Of course, the appeal of Donald Trump is often attributed to the now-clichéd “white working class,” when in fact some of his most die-hard support is found among upper-middle-class suburban Republicans—the small-business-owning conservatives who are well-off but not private-equity rich. Nation contributor and Roosevelt Institute director Mike Konczal has called them Buddy Garrity Republicans, after the meddling character in Friday Night Lights who wields economic power in his small town because he owns the Chevy dealership. They aren’t brandishing guns unmasked in front of their homes because life offers them insufficient freedom; on the contrary, they can afford far more than most people. But the conservative worldview also holds that strict adherence to the law is mandatory for the lower social classes and optional for people who see themselves as being at the top. Not everyone is a frustrated churl rebelling against masks because they lack choices in life; some people just see themselves as above the law.
For the majority of us, things like mask requirements represent one of two things: either one more minor rule to follow, another inconvenience and discomfort in a daily life already full of them, or an opportunity shaped by partisan and ideological incentives to show that we are in fact as free and independent as we like to see ourselves.
As upsetting as it is to see Americans who refuse to take simple precautions to fight a pandemic, symbolic freedom becomes more appealing when more useful freedoms are not available.

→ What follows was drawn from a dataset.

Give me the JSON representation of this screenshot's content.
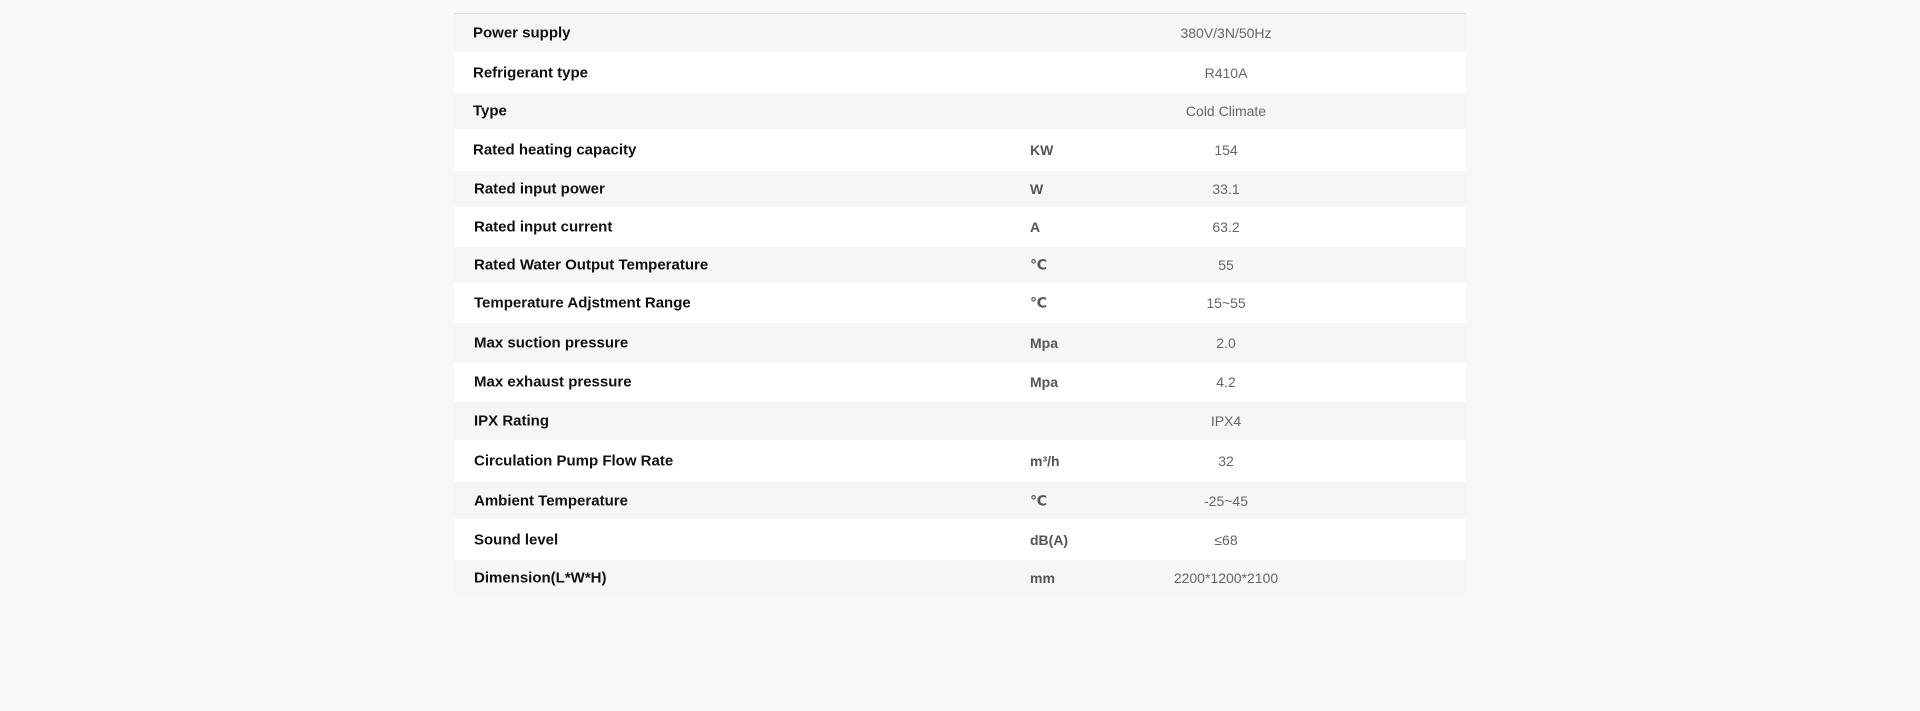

Congress has failed to provide meaningful and lasting income support for people who have lost jobs, and business owners have received only a botched “support” plan that proved to be both woefully insufficient and ineptly administered. Mask wearing would not be universal under any circumstances in the United States, but replacing the feeling of insecurity and panic with a sense that the pandemic is a disruption we can weather would make the medicine of more restrictive rules go down a lot easier.
Instead, the federal government has responded by offering us a combination of Hobbes’s state of nature and the Articles of Confederation: Every state, every individual, every organization (universities, businesses, sports leagues, churches) should do whatever seems best in an environment of limited, conflicting, and inaccurate information. The policy amounts to every man for himself, with the devil taking the hindmost. Under those circumstances, it can hardly be surprising that some Americans cling to a sense of individualism, even if pointless and performative.